*PROBLEM*.
Output the entries below so that they read exactly as they do now.

* * * * *

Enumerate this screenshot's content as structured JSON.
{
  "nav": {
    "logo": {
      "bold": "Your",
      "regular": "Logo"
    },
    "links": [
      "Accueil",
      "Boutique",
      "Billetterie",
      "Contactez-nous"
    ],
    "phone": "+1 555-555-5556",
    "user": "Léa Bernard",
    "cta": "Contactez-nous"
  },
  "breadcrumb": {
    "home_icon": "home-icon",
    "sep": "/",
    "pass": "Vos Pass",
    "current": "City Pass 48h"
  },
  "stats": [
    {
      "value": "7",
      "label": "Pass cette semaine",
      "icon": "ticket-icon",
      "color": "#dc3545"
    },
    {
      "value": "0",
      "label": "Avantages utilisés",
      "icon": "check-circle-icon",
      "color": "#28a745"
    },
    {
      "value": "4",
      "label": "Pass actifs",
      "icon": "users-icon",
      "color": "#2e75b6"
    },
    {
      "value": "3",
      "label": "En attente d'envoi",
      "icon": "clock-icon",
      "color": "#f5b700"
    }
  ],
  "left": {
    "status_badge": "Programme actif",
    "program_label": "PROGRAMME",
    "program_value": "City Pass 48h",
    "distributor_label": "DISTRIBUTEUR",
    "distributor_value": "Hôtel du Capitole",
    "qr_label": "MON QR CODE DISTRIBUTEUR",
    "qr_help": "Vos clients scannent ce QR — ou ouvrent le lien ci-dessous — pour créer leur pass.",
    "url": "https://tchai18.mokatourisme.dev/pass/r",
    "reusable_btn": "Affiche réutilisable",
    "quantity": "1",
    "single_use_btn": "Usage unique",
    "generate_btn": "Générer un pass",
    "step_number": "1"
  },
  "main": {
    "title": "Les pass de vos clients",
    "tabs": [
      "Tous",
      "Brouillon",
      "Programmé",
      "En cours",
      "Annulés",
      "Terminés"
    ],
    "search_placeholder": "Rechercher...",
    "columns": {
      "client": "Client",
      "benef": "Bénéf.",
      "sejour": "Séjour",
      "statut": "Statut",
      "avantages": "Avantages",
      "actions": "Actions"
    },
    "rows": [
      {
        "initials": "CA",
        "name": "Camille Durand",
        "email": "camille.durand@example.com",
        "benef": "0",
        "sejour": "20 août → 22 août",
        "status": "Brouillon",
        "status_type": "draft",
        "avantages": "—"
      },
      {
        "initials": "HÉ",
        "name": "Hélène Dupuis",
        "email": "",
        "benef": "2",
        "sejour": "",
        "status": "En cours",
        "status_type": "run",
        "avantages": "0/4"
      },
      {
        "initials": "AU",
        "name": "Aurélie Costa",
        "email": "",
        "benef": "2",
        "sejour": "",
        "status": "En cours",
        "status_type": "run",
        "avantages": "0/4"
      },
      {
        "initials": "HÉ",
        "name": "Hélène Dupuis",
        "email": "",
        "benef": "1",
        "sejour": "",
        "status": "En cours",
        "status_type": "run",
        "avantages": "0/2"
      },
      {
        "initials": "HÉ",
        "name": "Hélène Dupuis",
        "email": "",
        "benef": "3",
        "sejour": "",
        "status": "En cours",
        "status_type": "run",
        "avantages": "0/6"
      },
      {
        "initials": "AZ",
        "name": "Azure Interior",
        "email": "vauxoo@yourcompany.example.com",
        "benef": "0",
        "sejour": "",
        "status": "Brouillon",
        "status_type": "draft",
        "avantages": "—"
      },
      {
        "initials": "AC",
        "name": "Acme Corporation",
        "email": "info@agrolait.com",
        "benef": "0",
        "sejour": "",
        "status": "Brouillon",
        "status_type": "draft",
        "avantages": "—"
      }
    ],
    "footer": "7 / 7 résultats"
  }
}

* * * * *

*COMPLETED TASK*.
Enumerate this screenshot's content as structured JSON.
{
  "nav": {
    "logo": {
      "bold": "Your",
      "regular": "Logo"
    },
    "links": [
      "Accueil",
      "Boutique",
      "Billetterie",
      "Contactez-nous"
    ],
    "phone": "+1 555-555-5556",
    "user": "Léa Bernard",
    "cta": "Contactez-nous"
  },
  "breadcrumb": {
    "home_icon": "home-icon",
    "sep": "/",
    "pass": "Vos Pass",
    "current": "City Pass 48h"
  },
  "stats": [
    {
      "value": "7",
      "label": "Pass cette semaine",
      "icon": "ticket-icon",
      "color": "#dc3545"
    },
    {
      "value": "0",
      "label": "Avantages utilisés",
      "icon": "check-circle-icon",
      "color": "#28a745"
    },
    {
      "value": "4",
      "label": "Pass actifs",
      "icon": "users-icon",
      "color": "#2e75b6"
    },
    {
      "value": "3",
      "label": "En attente d'envoi",
      "icon": "clock-icon",
      "color": "#f5b700"
    }
  ],
  "left": {
    "status_badge": "Programme actif",
    "program_label": "PROGRAMME",
    "program_value": "City Pass 48h",
    "distributor_label": "DISTRIBUTEUR",
    "distributor_value": "Hôtel du Capitole",
    "qr_label": "MON QR CODE DISTRIBUTEUR",
    "qr_help": "Vos clients scannent ce QR — ou ouvrent le lien ci-dessous — pour créer leur pass.",
    "url": "https://tchai18.mokatourisme.dev/pass/r",
    "reusable_btn": "Affiche réutilisable",
    "quantity": "1",
    "single_use_btn": "Usage unique",
    "generate_btn": "Générer un pass",
    "step_number": "1"
  },
  "main": {
    "title": "Les pass de vos clients",
    "tabs": [
      "Tous",
      "Brouillon",
      "Programmé",
      "En cours",
      "Annulés",
      "Terminés"
    ],
    "search_placeholder": "Rechercher...",
    "columns": {
      "client": "Client",
      "benef": "Bénéf.",
      "sejour": "Séjour",
      "statut": "Statut",
      "avantages": "Avantages",
      "actions": "Actions"
    },
    "rows": [
      {
        "initials": "CA",
        "name": "Camille Durand",
        "email": "camille.durand@example.com",
        "benef": "0",
        "sejour": "20 août → 22 août",
        "status": "Brouillon",
        "status_type": "draft",
        "avantages": "—"
      },
      {
        "initials": "HÉ",
        "name": "Hélène Dupuis",
        "email": "",
        "benef": "2",
        "sejour": "",
        "status": "En cours",
        "status_type": "run",
        "avantages": "0/4"
      },
      {
        "initials": "AU",
        "name": "Aurélie Costa",
        "email": "",
        "benef": "2",
        "sejour": "",
        "status": "En cours",
        "status_type": "run",
        "avantages": "0/4"
      },
      {
        "initials": "HÉ",
        "name": "Hélène Dupuis",
        "email": "",
        "benef": "1",
        "sejour": "",
        "status": "En cours",
        "status_type": "run",
        "avantages": "0/2"
      },
      {
        "initials": "HÉ",
        "name": "Hélène Dupuis",
        "email": "",
        "benef": "3",
        "sejour": "",
        "status": "En cours",
        "status_type": "run",
        "avantages": "0/6"
      },
      {
        "initials": "AZ",
        "name": "Azure Interior",
        "email": "vauxoo@yourcompany.example.com",
        "benef": "0",
        "sejour": "",
        "status": "Brouillon",
        "status_type": "draft",
        "avantages": "—"
      },
      {
        "initials": "AC",
        "name": "Acme Corporation",
        "email": "info@agrolait.com",
        "benef": "0",
        "sejour": "",
        "status": "Brouillon",
        "status_type": "draft",
        "avantages": "—"
      }
    ],
    "footer": "7 / 7 résultats"
  }
}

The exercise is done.